Your task is to return all of the entries below exactly, leaving out each picture.
=== Section Start ===
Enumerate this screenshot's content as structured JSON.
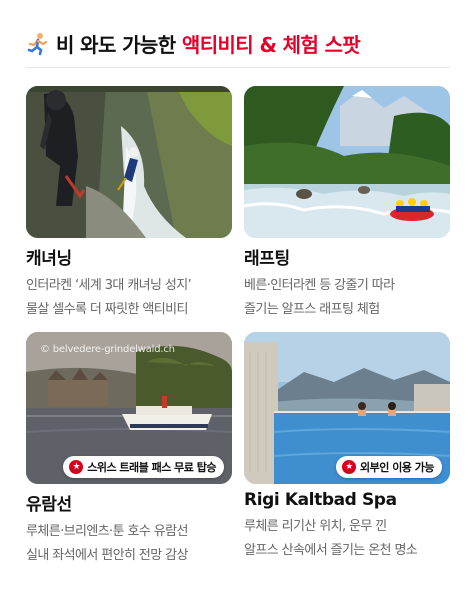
{
  "header": {
    "icon": "runner-icon",
    "title_plain": "비 와도 가능한 ",
    "title_accent": "액티비티 & 체험 스팟",
    "accent_color": "#e4002b"
  },
  "cards": [
    {
      "title": "캐녀닝",
      "desc_line1": "인터라켄 ‘세계 3대 캐녀닝 성지’",
      "desc_line2": "물살 셀수록 더 짜릿한 액티비티"
    },
    {
      "title": "래프팅",
      "desc_line1": "베른·인터라켄 등 강줄기 따라",
      "desc_line2": "즐기는 알프스 래프팅 체험"
    },
    {
      "title": "유람선",
      "desc_line1": "루체른·브리엔츠·툰 호수 유람선",
      "desc_line2": "실내 좌석에서 편안히 전망 감상",
      "badge": "스위스 트래블 패스 무료 탑승",
      "watermark": "© belvedere-grindelwald.ch"
    },
    {
      "title": "Rigi Kaltbad Spa",
      "desc_line1": "루체른 리기산 위치, 운무 낀",
      "desc_line2": "알프스 산속에서 즐기는 온천 명소",
      "badge": "외부인 이용 가능"
    }
  ],
  "badge_icon": "star-icon",
  "badge_color": "#d6001c"
}
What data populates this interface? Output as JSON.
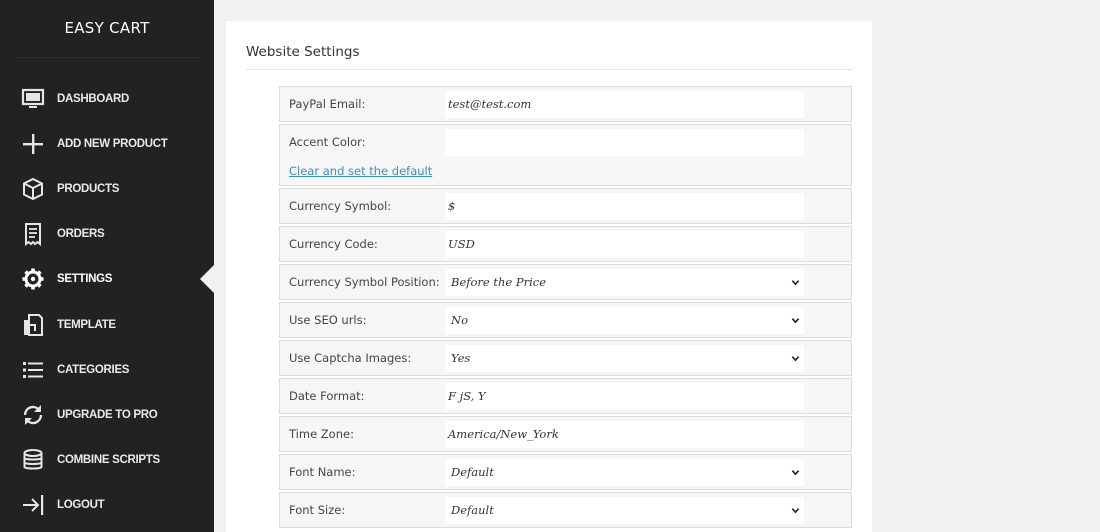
{
  "brand": {
    "title": "EASY CART"
  },
  "sidebar": {
    "items": [
      {
        "label": "DASHBOARD",
        "icon": "monitor-icon"
      },
      {
        "label": "ADD NEW PRODUCT",
        "icon": "plus-icon"
      },
      {
        "label": "PRODUCTS",
        "icon": "box-icon"
      },
      {
        "label": "ORDERS",
        "icon": "receipt-icon"
      },
      {
        "label": "SETTINGS",
        "icon": "gear-icon",
        "active": true
      },
      {
        "label": "TEMPLATE",
        "icon": "document-icon"
      },
      {
        "label": "CATEGORIES",
        "icon": "list-icon"
      },
      {
        "label": "UPGRADE TO PRO",
        "icon": "refresh-icon"
      },
      {
        "label": "COMBINE SCRIPTS",
        "icon": "database-icon"
      },
      {
        "label": "LOGOUT",
        "icon": "logout-icon"
      }
    ]
  },
  "main": {
    "title": "Website Settings",
    "fields": {
      "paypal_email": {
        "label": "PayPal Email:",
        "value": "test@test.com"
      },
      "accent_color": {
        "label": "Accent Color:",
        "value": "",
        "link": "Clear and set the default"
      },
      "currency_symbol": {
        "label": "Currency Symbol:",
        "value": "$"
      },
      "currency_code": {
        "label": "Currency Code:",
        "value": "USD"
      },
      "currency_symbol_position": {
        "label": "Currency Symbol Position:",
        "value": "Before the Price"
      },
      "use_seo_urls": {
        "label": "Use SEO urls:",
        "value": "No"
      },
      "use_captcha_images": {
        "label": "Use Captcha Images:",
        "value": "Yes"
      },
      "date_format": {
        "label": "Date Format:",
        "value": "F jS, Y"
      },
      "time_zone": {
        "label": "Time Zone:",
        "value": "America/New_York"
      },
      "font_name": {
        "label": "Font Name:",
        "value": "Default"
      },
      "font_size": {
        "label": "Font Size:",
        "value": "Default"
      }
    }
  },
  "colors": {
    "sidebar_bg": "#222222",
    "link": "#3b8fc4",
    "row_bg": "#f6f6f6"
  }
}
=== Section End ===
● OUTPUT:
Enumerate this screenshot's content as structured JSON.
{
  "header": {
    "icon": "runner-icon",
    "title_plain": "비 와도 가능한 ",
    "title_accent": "액티비티 & 체험 스팟",
    "accent_color": "#e4002b"
  },
  "cards": [
    {
      "title": "캐녀닝",
      "desc_line1": "인터라켄 ‘세계 3대 캐녀닝 성지’",
      "desc_line2": "물살 셀수록 더 짜릿한 액티비티"
    },
    {
      "title": "래프팅",
      "desc_line1": "베른·인터라켄 등 강줄기 따라",
      "desc_line2": "즐기는 알프스 래프팅 체험"
    },
    {
      "title": "유람선",
      "desc_line1": "루체른·브리엔츠·툰 호수 유람선",
      "desc_line2": "실내 좌석에서 편안히 전망 감상",
      "badge": "스위스 트래블 패스 무료 탑승",
      "watermark": "© belvedere-grindelwald.ch"
    },
    {
      "title": "Rigi Kaltbad Spa",
      "desc_line1": "루체른 리기산 위치, 운무 낀",
      "desc_line2": "알프스 산속에서 즐기는 온천 명소",
      "badge": "외부인 이용 가능"
    }
  ],
  "badge_icon": "star-icon",
  "badge_color": "#d6001c"
}
What data populates this interface? Output as JSON.
{
  "brand": {
    "title": "EASY CART"
  },
  "sidebar": {
    "items": [
      {
        "label": "DASHBOARD",
        "icon": "monitor-icon"
      },
      {
        "label": "ADD NEW PRODUCT",
        "icon": "plus-icon"
      },
      {
        "label": "PRODUCTS",
        "icon": "box-icon"
      },
      {
        "label": "ORDERS",
        "icon": "receipt-icon"
      },
      {
        "label": "SETTINGS",
        "icon": "gear-icon",
        "active": true
      },
      {
        "label": "TEMPLATE",
        "icon": "document-icon"
      },
      {
        "label": "CATEGORIES",
        "icon": "list-icon"
      },
      {
        "label": "UPGRADE TO PRO",
        "icon": "refresh-icon"
      },
      {
        "label": "COMBINE SCRIPTS",
        "icon": "database-icon"
      },
      {
        "label": "LOGOUT",
        "icon": "logout-icon"
      }
    ]
  },
  "main": {
    "title": "Website Settings",
    "fields": {
      "paypal_email": {
        "label": "PayPal Email:",
        "value": "test@test.com"
      },
      "accent_color": {
        "label": "Accent Color:",
        "value": "",
        "link": "Clear and set the default"
      },
      "currency_symbol": {
        "label": "Currency Symbol:",
        "value": "$"
      },
      "currency_code": {
        "label": "Currency Code:",
        "value": "USD"
      },
      "currency_symbol_position": {
        "label": "Currency Symbol Position:",
        "value": "Before the Price"
      },
      "use_seo_urls": {
        "label": "Use SEO urls:",
        "value": "No"
      },
      "use_captcha_images": {
        "label": "Use Captcha Images:",
        "value": "Yes"
      },
      "date_format": {
        "label": "Date Format:",
        "value": "F jS, Y"
      },
      "time_zone": {
        "label": "Time Zone:",
        "value": "America/New_York"
      },
      "font_name": {
        "label": "Font Name:",
        "value": "Default"
      },
      "font_size": {
        "label": "Font Size:",
        "value": "Default"
      }
    }
  },
  "colors": {
    "sidebar_bg": "#222222",
    "link": "#3b8fc4",
    "row_bg": "#f6f6f6"
  }
}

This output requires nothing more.